Is This Cat Box Pure Genius, Or Just Hyped-Up Cardboard?Katie Taylor
Pet owners far and wide have experienced the phenomenon: you buy your precious pet an expensive, deluxe pet bed, and he refuses to use it, preferring instead to make his home in the cardboard box that the bed came in. You may as well have just thrown your money into the garbage can.
What’s a pet-lover to do? Inventor Scott Salzman noticed that his two cats loved playing in the cardboard boxes he had lying around his house more than anything else. Expensive pet beds didn’t interest them—it was all about the allure of the dilapidated cardboard box.

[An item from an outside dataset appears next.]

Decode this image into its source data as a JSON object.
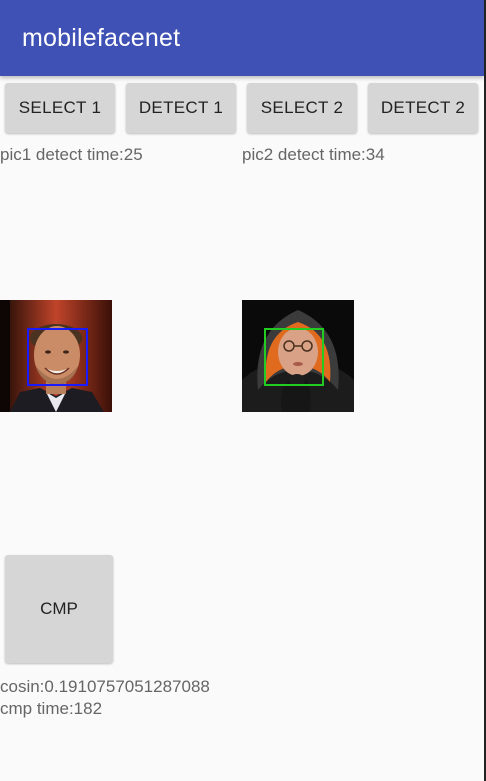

But while Salzman loves his kitties and wants them to be happy, he realized that having random cardboard boxes lying around his house was really messing up his home’s feng shui. So he invented a new and improved box: the Purrfect Cat Box.
The Purrfect Cat Box is really just a regular cardboard box optimized to strike a balance between feline and human preferences. The box is exactly cat-sized with an optional peephole for kitty to poke her head over so she can survey the room from the comfort of her box. The box is tastefully patterned so it looks nice with home decor and doesn’t make it obvious that your cat’s favorite spot is really just $10 worth of well-appointed cardboard.
And don’t be fooled by the name—the Purrfect Cat Box can be enjoyed by small dogs as well (just tell them it was invented for cats).
But will the box catch on? Are pet owners willing to shell out $10 for a fancy cardboard box? Salzman has had his share of critics from people who think paying for a cardboard box is foolish, but his Kickstarter campaign has raised almost $10,000 (as of August 24), and the pre-bought boxes will be shipped in October.
The Kickstarter page says the boxes work as insulators to help keep cats warm and cozy, and that boxes can help reduce a cat’s stress level. The idea is that they’ll also reduce the cat owner’s stress level because instead of paying a bunch of money for a bed that a cat hates, an owner will spend just $10 on a recyclable, cat-approved hangout that isn’t an eyesore.
Is the idea genius, or just an unnecessary attempt to reinvent the cardboard box?